For years, a Huntsman continuous isocyanate plant had been collecting daily process and offline-created lab analysis data that was stored in the historian database. Early in 2016, the company’s teams used self-service analytics to build soft sensors based on operating conditions to predict product quality for certain isocyanates. Additionally, the process experts used these sensors to make micro-adjustments to process setpoints to pro-actively minimize impurity levels. For example, one of the monitors predicted off-spec hydrolysable chloride levels in the final product. By adjusting vacuum pressure conditions, product quality was ensured. In addition, monitors were set up to send out early warnings alerting operators not to load trucks, thus preventing off-spec material from going out to a customer.

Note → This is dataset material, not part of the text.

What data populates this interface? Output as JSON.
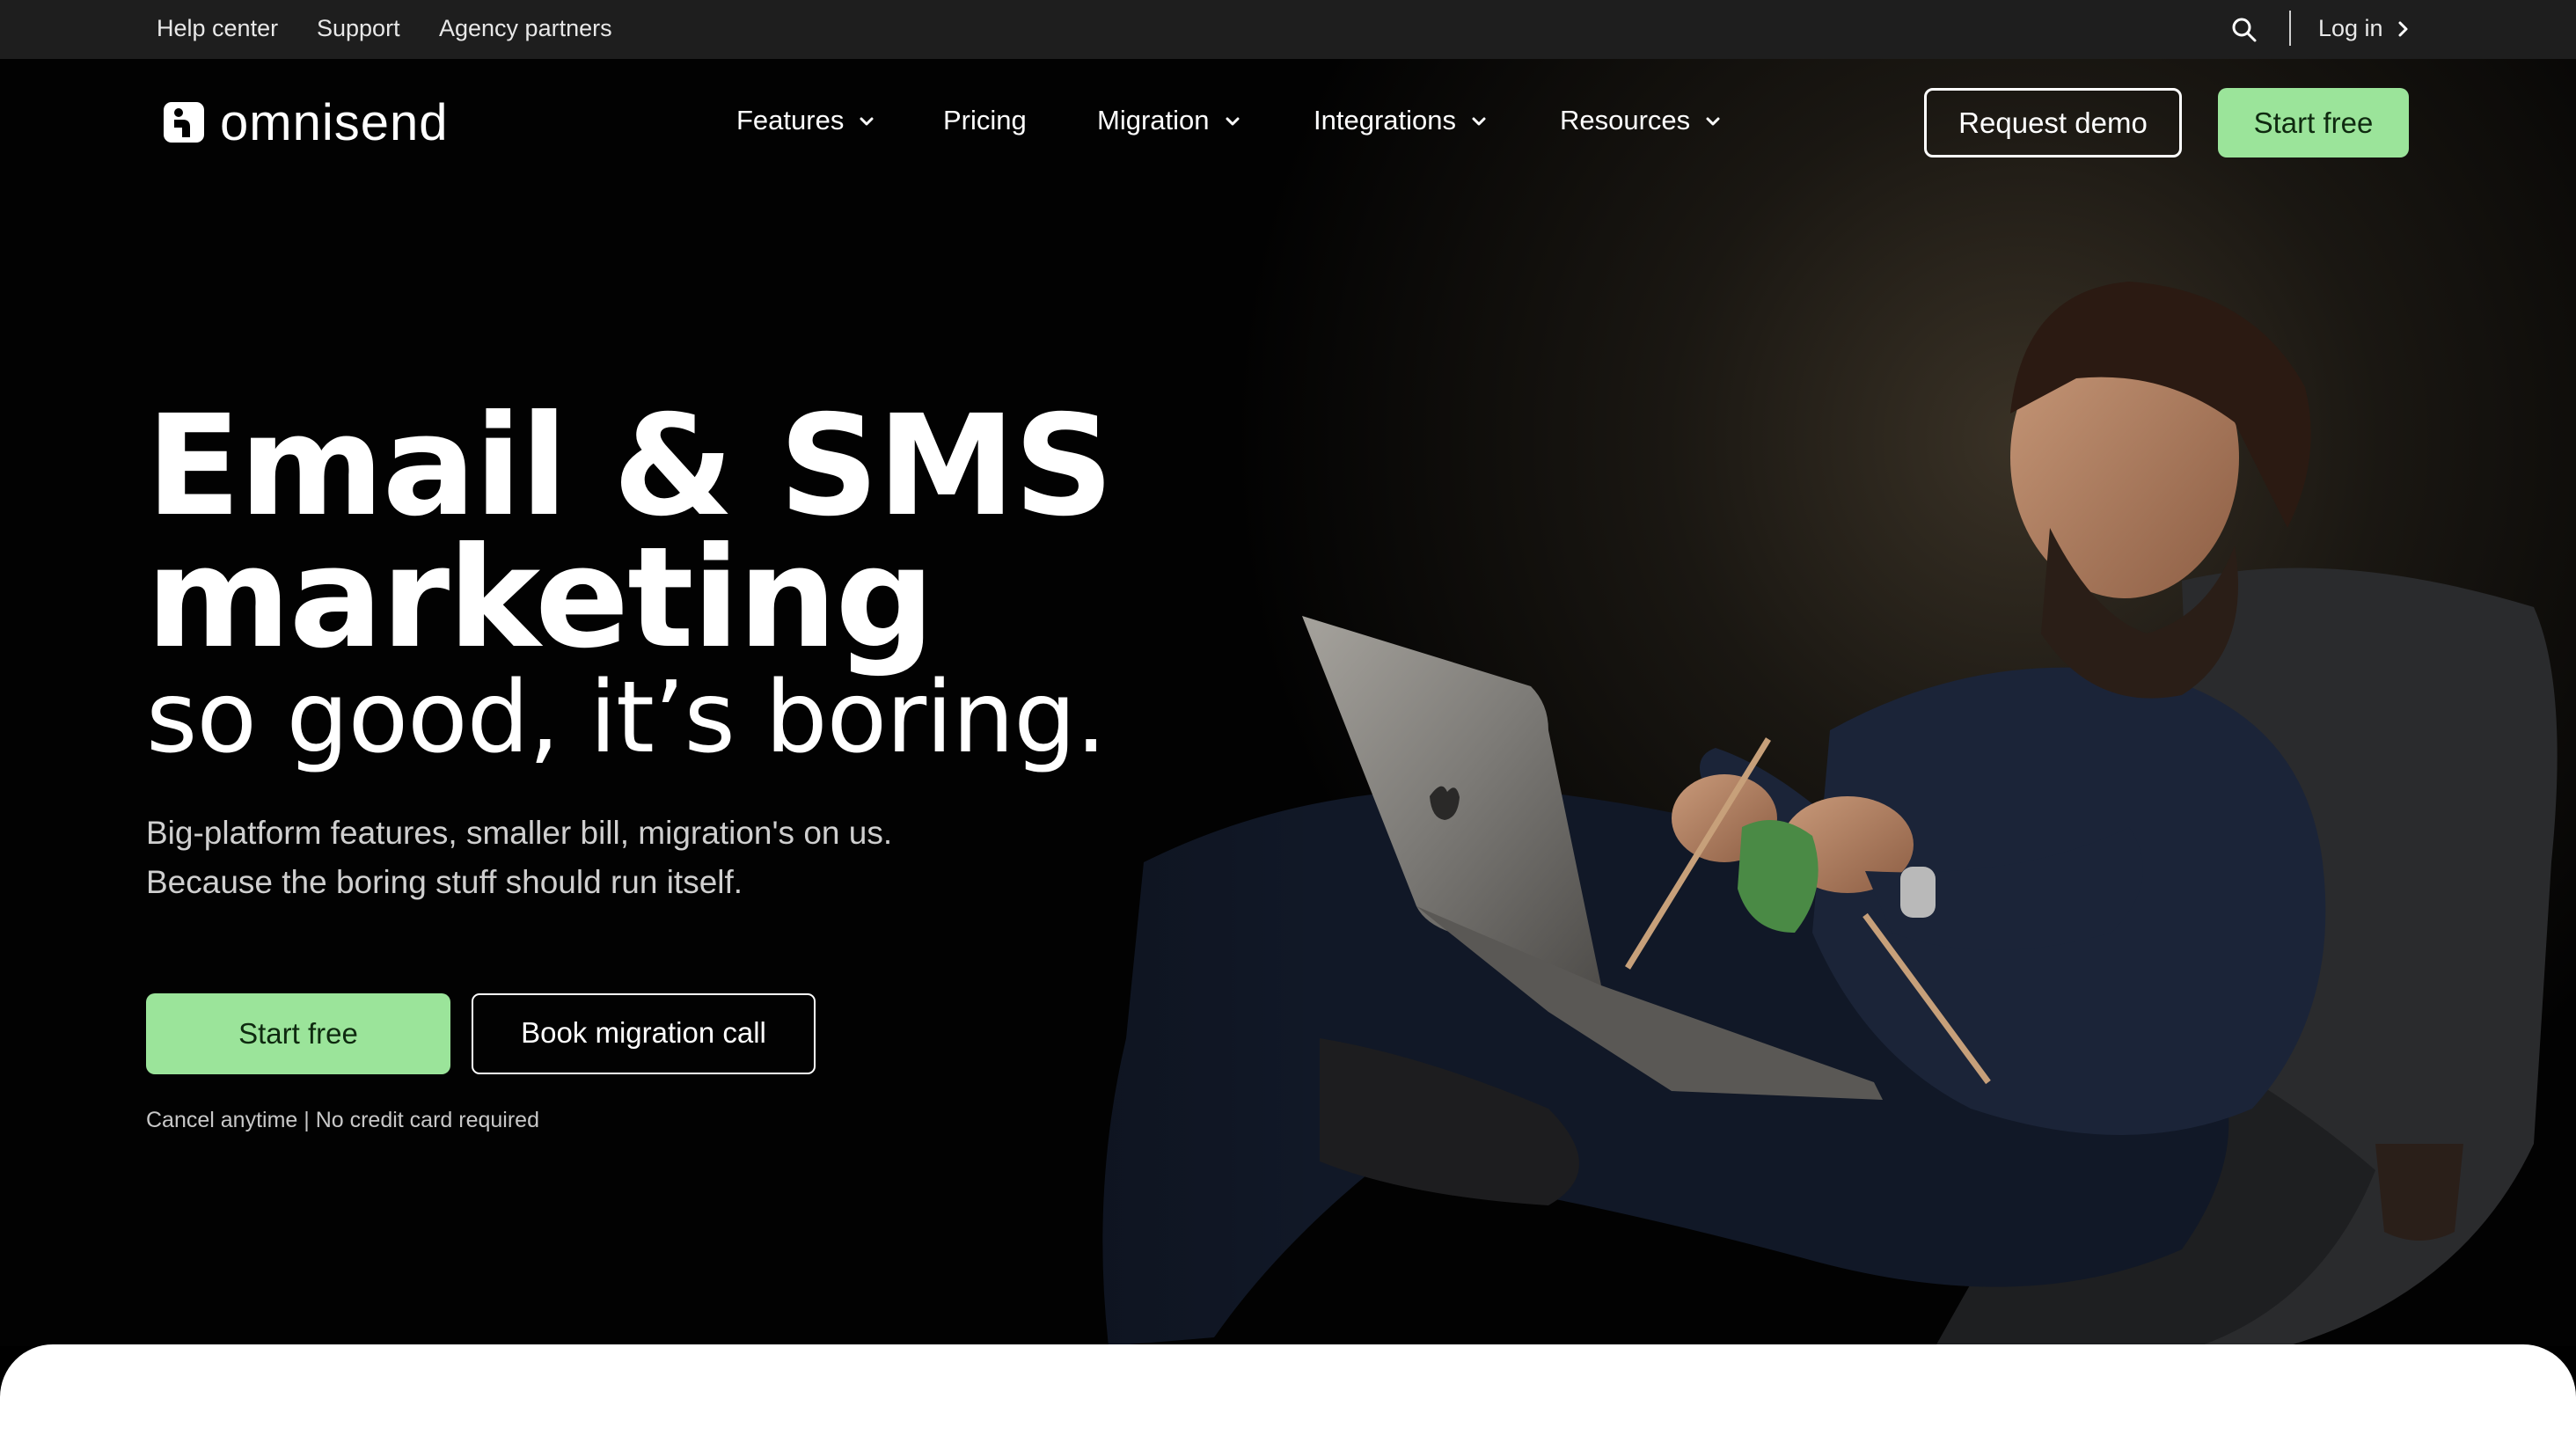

By being empowered by analytics capabilities, Huntsman process experts established 24/7 quality control compared to quality control with lab analyses that was only available for regular weekday work hours. With trucks being sent out 7 days per week, the soft sensors eliminated 75% of the expensive off-spec transportation cases which occurred on the weekends. As a result, a significant positive impact on lead time was achieved as unnecessary wait hours for in-spec product were eliminated, with the average lead time being reduced by several hours. Finally, the extra insights into product quality also reduced the demand on lab resources as the number of uncertain situations for this specific product was reduced by as much as 10%.
Whether a company is seeking to reduce maintenance costs, improve asset reliability, improve plant safety, reduce energy consumption and carbon footprint, or keep better process records, the application of self-service industrial analytics within any continuous improvement project will help organizations achieve operational excellence. These companies can therefore reach their corporate goals faster and more efficiently. Ultimately, self-service industrial analytics utilizes the most valuable resources of any industrial manufacturer: the process and asset experts and their process knowledge.
Nick Petrosyan is a chemical engineer whose passion is solving problems through collaboration and data driven decision making. As a Customer Success Manager at TrendMiner, Nick draws on his extensive experience in manufacturing and data analytics to lead customers through use case resolution. Nick holds a Bachelors of Science in Chemical Engineering from the University at Buffalo.